Another failing of prior art abdominal decompression devices is that they do not provide any means of determining the intra-abdominal pressure of the patient during treatment. The method and apparatus of this invention contemplate using the patient's urinary bladder pressure as an assessment of intra-abdominal pressure. It has been found that in most clinical situations urinary bladder pressure accurately reflects intra-abdominal pressure. The urinary bladder pressure measurement can be determined using a Foley catheter or other suitable device, and would preferably be left in place during the initial application of vacuum pressure to the patient's chest and abdomen.

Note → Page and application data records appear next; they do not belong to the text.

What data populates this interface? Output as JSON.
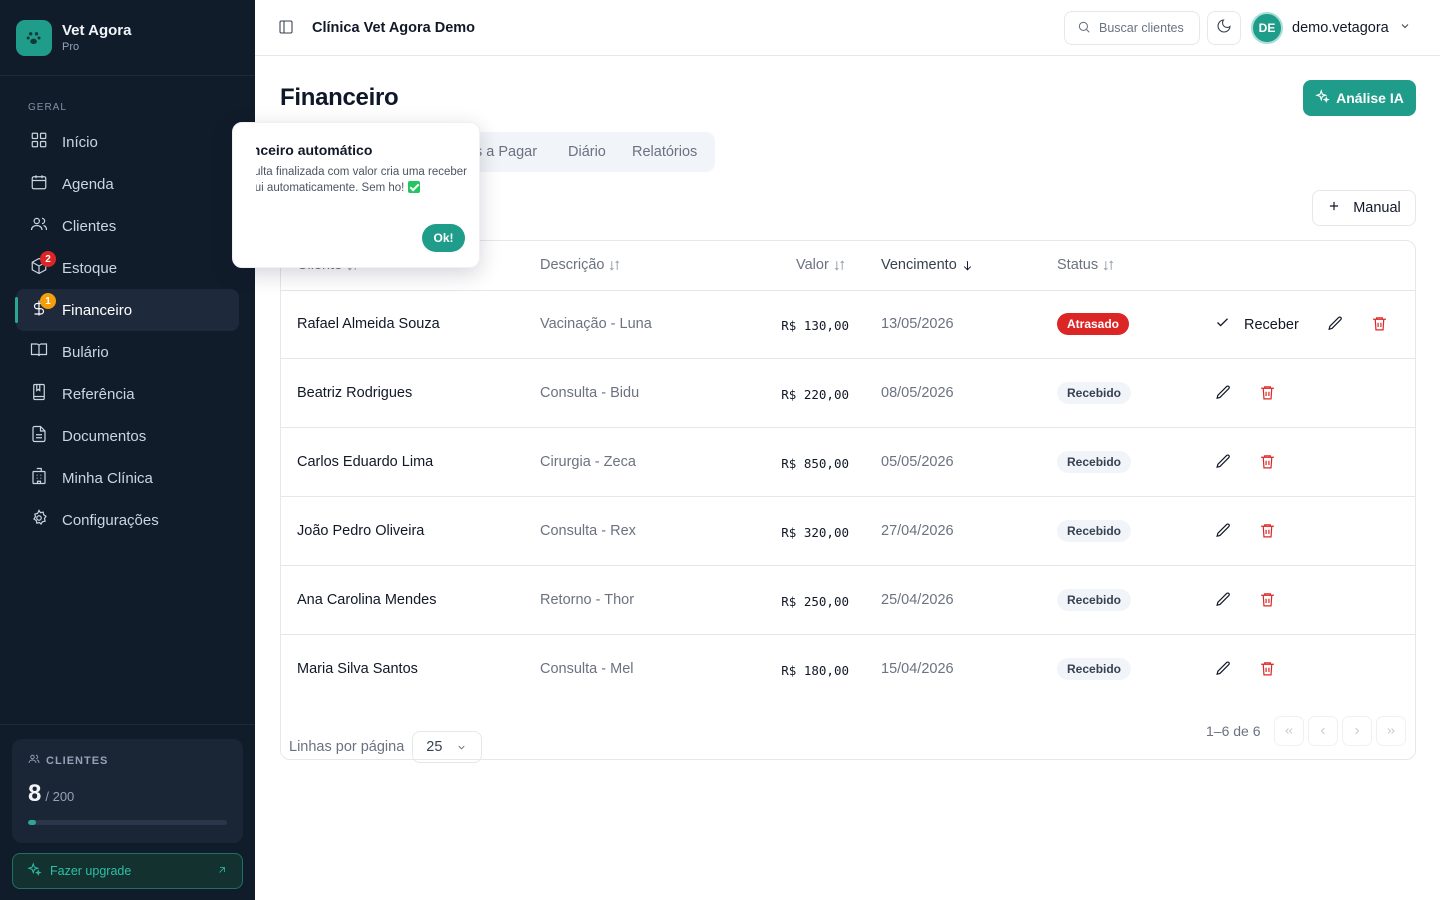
{
  "app": {
    "name": "Vet Agora",
    "plan": "Pro"
  },
  "sidebar": {
    "section_label": "GERAL",
    "items": [
      {
        "label": "Início",
        "icon": "grid-icon"
      },
      {
        "label": "Agenda",
        "icon": "calendar-icon"
      },
      {
        "label": "Clientes",
        "icon": "users-icon"
      },
      {
        "label": "Estoque",
        "icon": "box-icon",
        "badge": "2"
      },
      {
        "label": "Financeiro",
        "icon": "dollar-icon",
        "badge": "1",
        "active": true
      },
      {
        "label": "Bulário",
        "icon": "book-icon"
      },
      {
        "label": "Referência",
        "icon": "bookmark-book-icon"
      },
      {
        "label": "Documentos",
        "icon": "file-text-icon"
      },
      {
        "label": "Minha Clínica",
        "icon": "building-icon"
      },
      {
        "label": "Configurações",
        "icon": "settings-icon"
      }
    ],
    "clients_card": {
      "label": "CLIENTES",
      "count": "8",
      "limit": "/ 200",
      "usage_fraction": 0.04
    },
    "upgrade_label": "Fazer upgrade"
  },
  "header": {
    "clinic_name": "Clínica Vet Agora Demo",
    "search_placeholder": "Buscar clientes",
    "user_initials": "DE",
    "user_name": "demo.vetagora"
  },
  "page": {
    "title": "Financeiro",
    "ai_button": "Análise IA",
    "manual_button": "Manual",
    "tabs": [
      "s a Pagar",
      "Diário",
      "Relatórios"
    ]
  },
  "popover": {
    "title": "anceiro automático",
    "body": "nsulta finalizada com valor cria uma receber aqui automaticamente. Sem ho!",
    "ok_label": "Ok!"
  },
  "table": {
    "columns": {
      "client": "Cliente",
      "description": "Descrição",
      "value": "Valor",
      "due": "Vencimento",
      "status": "Status"
    },
    "receive_label": "Receber",
    "rows": [
      {
        "client": "Rafael Almeida Souza",
        "description": "Vacinação - Luna",
        "value": "R$ 130,00",
        "due": "13/05/2026",
        "status": "Atrasado",
        "late": true
      },
      {
        "client": "Beatriz Rodrigues",
        "description": "Consulta - Bidu",
        "value": "R$ 220,00",
        "due": "08/05/2026",
        "status": "Recebido",
        "late": false
      },
      {
        "client": "Carlos Eduardo Lima",
        "description": "Cirurgia - Zeca",
        "value": "R$ 850,00",
        "due": "05/05/2026",
        "status": "Recebido",
        "late": false
      },
      {
        "client": "João Pedro Oliveira",
        "description": "Consulta - Rex",
        "value": "R$ 320,00",
        "due": "27/04/2026",
        "status": "Recebido",
        "late": false
      },
      {
        "client": "Ana Carolina Mendes",
        "description": "Retorno - Thor",
        "value": "R$ 250,00",
        "due": "25/04/2026",
        "status": "Recebido",
        "late": false
      },
      {
        "client": "Maria Silva Santos",
        "description": "Consulta - Mel",
        "value": "R$ 180,00",
        "due": "15/04/2026",
        "status": "Recebido",
        "late": false
      }
    ],
    "footer": {
      "rows_label": "Linhas por página",
      "rows_value": "25",
      "range": "1–6 de 6"
    }
  },
  "colors": {
    "accent": "#1f9d8a",
    "sidebar_bg": "#111c2b",
    "danger": "#dc2626"
  }
}
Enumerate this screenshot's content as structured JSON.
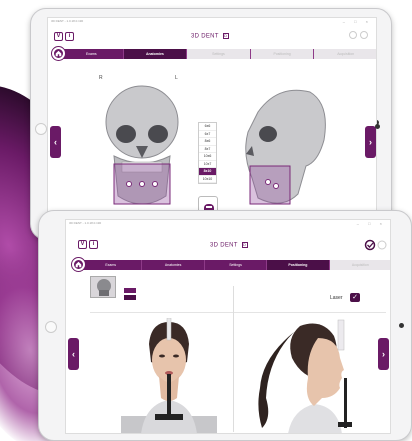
{
  "colors": {
    "accent": "#6a1a66",
    "accent_dark": "#4b0f48",
    "inactive_tab": "#e9e6ea"
  },
  "back_tablet": {
    "titlebar": "3D DENT - 1.0.18.0.190",
    "header": {
      "btn_v": "V",
      "btn_i": "i",
      "brand": "3D DENT",
      "brand_icon": "D"
    },
    "tabs": [
      {
        "label": "Exams",
        "state": "normal"
      },
      {
        "label": "Anatomies",
        "state": "active"
      },
      {
        "label": "Settings",
        "state": "inactive"
      },
      {
        "label": "Positioning",
        "state": "inactive"
      },
      {
        "label": "Acquisition",
        "state": "inactive"
      }
    ],
    "skull_labels": {
      "right": "R",
      "left": "L"
    },
    "fov_sizes": [
      "6x6",
      "6x7",
      "8x6",
      "8x7",
      "10x6",
      "10x7",
      "8x10",
      "10x10"
    ],
    "fov_selected": "8x10",
    "icons": [
      "home-icon",
      "chevron-left-icon",
      "chevron-right-icon",
      "sensor-icon"
    ]
  },
  "front_tablet": {
    "titlebar": "3D DENT - 1.0.18.0.190",
    "header": {
      "btn_v": "V",
      "btn_i": "i",
      "brand": "3D DENT",
      "brand_icon": "D"
    },
    "tabs": [
      {
        "label": "Exams",
        "state": "normal"
      },
      {
        "label": "Anatomies",
        "state": "normal"
      },
      {
        "label": "Settings",
        "state": "normal"
      },
      {
        "label": "Positioning",
        "state": "active"
      },
      {
        "label": "Acquisition",
        "state": "inactive"
      }
    ],
    "laser_label": "Laser",
    "laser_checked": true,
    "check_glyph": "✓",
    "icons": [
      "home-icon",
      "chevron-left-icon",
      "chevron-right-icon",
      "check-icon",
      "settings-icon"
    ]
  }
}
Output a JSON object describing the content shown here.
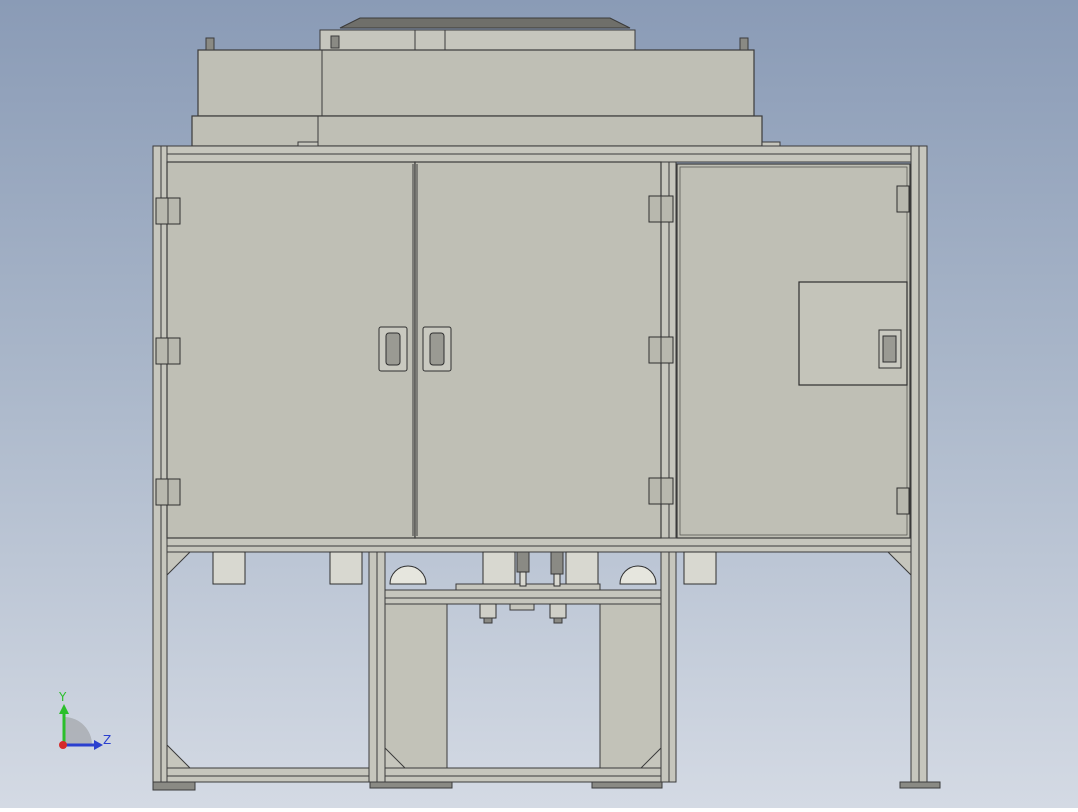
{
  "view": {
    "background_top": "#8a9bb6",
    "background_bottom": "#d4dae4",
    "model_color": "#bfbfb5",
    "edge_color": "#3b3b3b"
  },
  "triad": {
    "y_label": "Y",
    "z_label": "Z",
    "y_color": "#2bbf2b",
    "z_color": "#2a3fcf",
    "origin_color": "#d42a2a"
  }
}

Still another failing of prior art abdominal decompression devices is that they have been designed without the realization that suction produced in a compartment above the patient's chest not only pulls the abdomen up, but also pulls the compartment against the patient's chest. This can result in pain for the patient in areas contacted by the compartment edges (e.g., the lower rib cage and pelvis). In addition, the action of pulling the compartment inward toward the patient can result in inadequate lowering of intra-abdominal pressure since it acts as a limitation to the relief of intra-abdominal pressure. Therefore, an important feature of this invention is to provide a mechanism which will counteract the inward pulling forces during application of negative pressure inside the compartment, but which will still permit a tight seal over the patient's chest allowing the negative pressure to act primarily to pull the patient's abdomen upwards. In the preferred embodiment of this invention, progressively increasing levels of force can be applied to counteract progressively increasing amounts of inward pulling forces exerted during application of vacuum pressure within the compartment. In one embodiment, a pulley mechanism is connected to the compartment, and allows the application of increasing amounts of weight thereto for countering the inward pulling forces exerted during application of vacuum pressure within the compartment. Countering the inward pulling forces during application of negative pressure reduces or eliminates pressure pain on the lower rib cage and pelvic bones, and produces further decreases in urinary bladder pressure.
This application is related to U.S. patent application Ser. No. 08/724,248, filed Sep. 30, 1996, and U.S. patent application Ser. No. 08/648,508, filed May 15, 1996, and the complete contents of these two applications is herein incorporated by reference.